Sao Paulo’s Federal Prosecution has opened a process to determine the alleged responsibility of four retired military personnel accused of involvement in six killings and torturing 20 people among which president-elect Dilma Rousseff.
In a brief release the prosecution office gave the name of the four military and a captain from the Sao Paulo military police, who allegedly participated of the Bandeirante Operaion under orders from the Second Army between 1969 and 1970, at the peak of the military dictatorship (1964/1985) repression against the political opposition to the regime.
Apparently the accused, as part of the Bandeirante Operation are responsible for the murder of six people among which dissident Virgilio Gomes da Silva who was considered the leader of the armed group that kidnapped during two days the United States ambassador in Brazil, Charles Burke Elbrick in September 1969.
Among the torture victims mentioned in the process figures Dilma Rousseff who at the time was arrested for over two years in connection with the armed groups resisting the military dictatorship`.
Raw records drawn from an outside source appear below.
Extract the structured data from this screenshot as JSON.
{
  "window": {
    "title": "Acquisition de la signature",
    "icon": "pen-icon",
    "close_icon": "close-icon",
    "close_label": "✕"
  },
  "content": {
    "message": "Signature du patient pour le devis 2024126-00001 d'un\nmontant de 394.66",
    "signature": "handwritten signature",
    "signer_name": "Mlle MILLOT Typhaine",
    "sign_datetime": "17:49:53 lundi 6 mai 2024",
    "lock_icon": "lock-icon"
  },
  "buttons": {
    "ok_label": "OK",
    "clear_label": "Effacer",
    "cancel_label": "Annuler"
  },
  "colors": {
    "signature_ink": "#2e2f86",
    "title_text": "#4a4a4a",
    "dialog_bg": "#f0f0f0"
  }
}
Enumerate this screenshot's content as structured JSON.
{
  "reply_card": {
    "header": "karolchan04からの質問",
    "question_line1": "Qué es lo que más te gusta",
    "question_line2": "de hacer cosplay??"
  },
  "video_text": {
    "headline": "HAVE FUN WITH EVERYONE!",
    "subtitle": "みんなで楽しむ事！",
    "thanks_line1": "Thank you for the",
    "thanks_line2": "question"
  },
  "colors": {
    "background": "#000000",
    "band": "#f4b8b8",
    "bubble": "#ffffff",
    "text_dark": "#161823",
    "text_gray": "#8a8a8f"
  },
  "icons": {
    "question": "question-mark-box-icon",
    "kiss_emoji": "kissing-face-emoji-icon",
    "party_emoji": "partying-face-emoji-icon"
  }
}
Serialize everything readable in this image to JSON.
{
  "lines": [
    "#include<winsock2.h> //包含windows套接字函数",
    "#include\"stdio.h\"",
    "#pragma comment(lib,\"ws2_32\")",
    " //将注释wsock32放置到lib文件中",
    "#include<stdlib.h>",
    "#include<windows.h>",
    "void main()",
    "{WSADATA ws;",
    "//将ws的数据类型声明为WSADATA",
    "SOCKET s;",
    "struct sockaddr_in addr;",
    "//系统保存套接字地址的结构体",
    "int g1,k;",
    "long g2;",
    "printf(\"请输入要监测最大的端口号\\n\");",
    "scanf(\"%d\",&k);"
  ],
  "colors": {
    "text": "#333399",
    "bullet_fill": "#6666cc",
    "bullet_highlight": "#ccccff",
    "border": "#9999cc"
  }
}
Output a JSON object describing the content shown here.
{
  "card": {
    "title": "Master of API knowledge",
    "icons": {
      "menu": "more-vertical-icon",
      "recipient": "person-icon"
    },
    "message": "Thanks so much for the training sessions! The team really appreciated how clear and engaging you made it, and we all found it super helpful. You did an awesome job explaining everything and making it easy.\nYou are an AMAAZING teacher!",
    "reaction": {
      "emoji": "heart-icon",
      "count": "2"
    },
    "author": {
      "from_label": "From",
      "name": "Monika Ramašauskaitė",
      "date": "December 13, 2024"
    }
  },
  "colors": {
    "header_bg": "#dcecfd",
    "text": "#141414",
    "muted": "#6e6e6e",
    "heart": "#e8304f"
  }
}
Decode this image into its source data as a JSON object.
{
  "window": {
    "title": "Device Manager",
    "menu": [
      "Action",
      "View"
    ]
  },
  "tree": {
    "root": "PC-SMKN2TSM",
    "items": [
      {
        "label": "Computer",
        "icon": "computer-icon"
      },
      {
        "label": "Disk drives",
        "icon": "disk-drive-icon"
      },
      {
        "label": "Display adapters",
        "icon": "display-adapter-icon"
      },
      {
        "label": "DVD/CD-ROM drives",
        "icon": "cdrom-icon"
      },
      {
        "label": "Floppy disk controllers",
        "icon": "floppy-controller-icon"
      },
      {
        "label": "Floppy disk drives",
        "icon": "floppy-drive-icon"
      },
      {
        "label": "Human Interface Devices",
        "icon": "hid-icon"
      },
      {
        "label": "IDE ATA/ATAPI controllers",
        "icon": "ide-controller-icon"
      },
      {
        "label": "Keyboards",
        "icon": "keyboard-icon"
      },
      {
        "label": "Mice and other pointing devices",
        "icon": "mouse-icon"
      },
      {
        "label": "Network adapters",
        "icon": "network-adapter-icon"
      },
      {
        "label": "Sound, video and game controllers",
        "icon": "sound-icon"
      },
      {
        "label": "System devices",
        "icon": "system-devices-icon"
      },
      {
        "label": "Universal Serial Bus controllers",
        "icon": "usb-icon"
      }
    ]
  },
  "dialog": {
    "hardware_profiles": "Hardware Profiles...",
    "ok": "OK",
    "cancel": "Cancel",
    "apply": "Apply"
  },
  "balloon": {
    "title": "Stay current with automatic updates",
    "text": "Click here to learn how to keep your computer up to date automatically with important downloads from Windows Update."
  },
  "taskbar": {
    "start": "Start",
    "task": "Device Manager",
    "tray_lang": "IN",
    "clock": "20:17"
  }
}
President-elect Rousseff has admitted having belonged to different clandestine organizations such as the National Liberation Command, (Colina), Palmares Armed Revolutionary Vanguard (VAR-Palmares) and the Workers Policies (Polop). However she points out that she was never involved in any armed action.
The Prosecution office revealed that Bandeirantes Operation helped the Brazilian military to test the effective unification under an only command all repression tasks and torture of dissidents, which until that moment had been split among different Army and Military Police organizations.
The operation considered successful gave birth to the Domestic Defence Centres special information operation units, which centralized all repression operations beginning 1970 until the return of democracy in 1985.
If the military are finally proven guilty they could loose their pensions and would have to pay compensations and contribute to the fund that helps finance the dictatorship victims’ next of kin.